_Exercise prompt:_ Go through the records below and restate each one word for word.

_Material provided:_
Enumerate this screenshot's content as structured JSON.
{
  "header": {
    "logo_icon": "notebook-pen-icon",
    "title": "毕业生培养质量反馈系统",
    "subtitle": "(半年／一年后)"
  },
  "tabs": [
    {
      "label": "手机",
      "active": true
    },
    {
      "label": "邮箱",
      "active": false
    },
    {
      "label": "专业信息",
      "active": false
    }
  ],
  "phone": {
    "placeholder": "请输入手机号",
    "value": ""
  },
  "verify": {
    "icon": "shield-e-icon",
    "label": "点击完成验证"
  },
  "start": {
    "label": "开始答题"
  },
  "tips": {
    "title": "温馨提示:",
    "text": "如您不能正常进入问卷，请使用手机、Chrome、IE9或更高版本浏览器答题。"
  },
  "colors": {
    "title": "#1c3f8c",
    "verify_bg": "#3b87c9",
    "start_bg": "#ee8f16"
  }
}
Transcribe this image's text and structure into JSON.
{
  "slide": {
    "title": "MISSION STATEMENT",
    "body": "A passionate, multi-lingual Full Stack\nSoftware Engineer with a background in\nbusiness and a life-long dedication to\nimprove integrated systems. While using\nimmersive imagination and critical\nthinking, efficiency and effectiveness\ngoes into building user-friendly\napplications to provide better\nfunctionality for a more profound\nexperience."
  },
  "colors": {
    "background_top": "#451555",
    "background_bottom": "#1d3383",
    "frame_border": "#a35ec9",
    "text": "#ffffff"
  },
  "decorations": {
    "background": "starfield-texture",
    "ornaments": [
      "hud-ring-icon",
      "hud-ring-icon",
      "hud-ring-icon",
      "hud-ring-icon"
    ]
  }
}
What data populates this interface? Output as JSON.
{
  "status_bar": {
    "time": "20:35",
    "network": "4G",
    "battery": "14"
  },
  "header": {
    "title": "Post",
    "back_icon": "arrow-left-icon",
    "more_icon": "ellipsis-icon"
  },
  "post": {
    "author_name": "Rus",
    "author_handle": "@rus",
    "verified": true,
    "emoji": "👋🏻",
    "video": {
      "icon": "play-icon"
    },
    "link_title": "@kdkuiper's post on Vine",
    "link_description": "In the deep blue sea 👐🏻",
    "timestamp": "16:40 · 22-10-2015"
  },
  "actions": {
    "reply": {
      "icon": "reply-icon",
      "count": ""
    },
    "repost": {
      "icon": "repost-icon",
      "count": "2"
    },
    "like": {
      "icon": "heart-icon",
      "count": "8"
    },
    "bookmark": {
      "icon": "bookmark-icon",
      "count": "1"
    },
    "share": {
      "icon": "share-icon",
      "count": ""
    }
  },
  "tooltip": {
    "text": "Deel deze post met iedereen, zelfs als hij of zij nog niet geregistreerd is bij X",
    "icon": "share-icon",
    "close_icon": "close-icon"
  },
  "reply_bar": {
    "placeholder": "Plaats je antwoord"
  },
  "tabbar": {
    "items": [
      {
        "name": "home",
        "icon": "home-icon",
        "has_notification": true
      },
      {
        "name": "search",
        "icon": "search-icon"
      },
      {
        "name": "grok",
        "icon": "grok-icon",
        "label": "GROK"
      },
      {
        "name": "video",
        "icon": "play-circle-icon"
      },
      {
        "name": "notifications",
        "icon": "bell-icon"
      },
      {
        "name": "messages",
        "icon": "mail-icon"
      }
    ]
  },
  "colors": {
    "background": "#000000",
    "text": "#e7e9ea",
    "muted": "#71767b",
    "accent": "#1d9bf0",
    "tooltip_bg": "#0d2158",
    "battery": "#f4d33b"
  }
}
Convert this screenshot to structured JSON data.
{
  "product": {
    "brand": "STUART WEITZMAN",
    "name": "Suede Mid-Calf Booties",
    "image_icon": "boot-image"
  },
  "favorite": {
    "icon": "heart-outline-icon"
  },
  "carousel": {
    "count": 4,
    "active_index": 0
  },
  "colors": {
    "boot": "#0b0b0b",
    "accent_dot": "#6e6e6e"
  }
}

_Written solution:_
Enumerate this screenshot's content as structured JSON.
{
  "header": {
    "logo_icon": "notebook-pen-icon",
    "title": "毕业生培养质量反馈系统",
    "subtitle": "(半年／一年后)"
  },
  "tabs": [
    {
      "label": "手机",
      "active": true
    },
    {
      "label": "邮箱",
      "active": false
    },
    {
      "label": "专业信息",
      "active": false
    }
  ],
  "phone": {
    "placeholder": "请输入手机号",
    "value": ""
  },
  "verify": {
    "icon": "shield-e-icon",
    "label": "点击完成验证"
  },
  "start": {
    "label": "开始答题"
  },
  "tips": {
    "title": "温馨提示:",
    "text": "如您不能正常进入问卷，请使用手机、Chrome、IE9或更高版本浏览器答题。"
  },
  "colors": {
    "title": "#1c3f8c",
    "verify_bg": "#3b87c9",
    "start_bg": "#ee8f16"
  }
}
Transcribe this image's text and structure into JSON.
{
  "slide": {
    "title": "MISSION STATEMENT",
    "body": "A passionate, multi-lingual Full Stack\nSoftware Engineer with a background in\nbusiness and a life-long dedication to\nimprove integrated systems. While using\nimmersive imagination and critical\nthinking, efficiency and effectiveness\ngoes into building user-friendly\napplications to provide better\nfunctionality for a more profound\nexperience."
  },
  "colors": {
    "background_top": "#451555",
    "background_bottom": "#1d3383",
    "frame_border": "#a35ec9",
    "text": "#ffffff"
  },
  "decorations": {
    "background": "starfield-texture",
    "ornaments": [
      "hud-ring-icon",
      "hud-ring-icon",
      "hud-ring-icon",
      "hud-ring-icon"
    ]
  }
}
What data populates this interface? Output as JSON.
{
  "status_bar": {
    "time": "20:35",
    "network": "4G",
    "battery": "14"
  },
  "header": {
    "title": "Post",
    "back_icon": "arrow-left-icon",
    "more_icon": "ellipsis-icon"
  },
  "post": {
    "author_name": "Rus",
    "author_handle": "@rus",
    "verified": true,
    "emoji": "👋🏻",
    "video": {
      "icon": "play-icon"
    },
    "link_title": "@kdkuiper's post on Vine",
    "link_description": "In the deep blue sea 👐🏻",
    "timestamp": "16:40 · 22-10-2015"
  },
  "actions": {
    "reply": {
      "icon": "reply-icon",
      "count": ""
    },
    "repost": {
      "icon": "repost-icon",
      "count": "2"
    },
    "like": {
      "icon": "heart-icon",
      "count": "8"
    },
    "bookmark": {
      "icon": "bookmark-icon",
      "count": "1"
    },
    "share": {
      "icon": "share-icon",
      "count": ""
    }
  },
  "tooltip": {
    "text": "Deel deze post met iedereen, zelfs als hij of zij nog niet geregistreerd is bij X",
    "icon": "share-icon",
    "close_icon": "close-icon"
  },
  "reply_bar": {
    "placeholder": "Plaats je antwoord"
  },
  "tabbar": {
    "items": [
      {
        "name": "home",
        "icon": "home-icon",
        "has_notification": true
      },
      {
        "name": "search",
        "icon": "search-icon"
      },
      {
        "name": "grok",
        "icon": "grok-icon",
        "label": "GROK"
      },
      {
        "name": "video",
        "icon": "play-circle-icon"
      },
      {
        "name": "notifications",
        "icon": "bell-icon"
      },
      {
        "name": "messages",
        "icon": "mail-icon"
      }
    ]
  },
  "colors": {
    "background": "#000000",
    "text": "#e7e9ea",
    "muted": "#71767b",
    "accent": "#1d9bf0",
    "tooltip_bg": "#0d2158",
    "battery": "#f4d33b"
  }
}
Convert this screenshot to structured JSON data.
{
  "product": {
    "brand": "STUART WEITZMAN",
    "name": "Suede Mid-Calf Booties",
    "image_icon": "boot-image"
  },
  "favorite": {
    "icon": "heart-outline-icon"
  },
  "carousel": {
    "count": 4,
    "active_index": 0
  },
  "colors": {
    "boot": "#0b0b0b",
    "accent_dot": "#6e6e6e"
  }
}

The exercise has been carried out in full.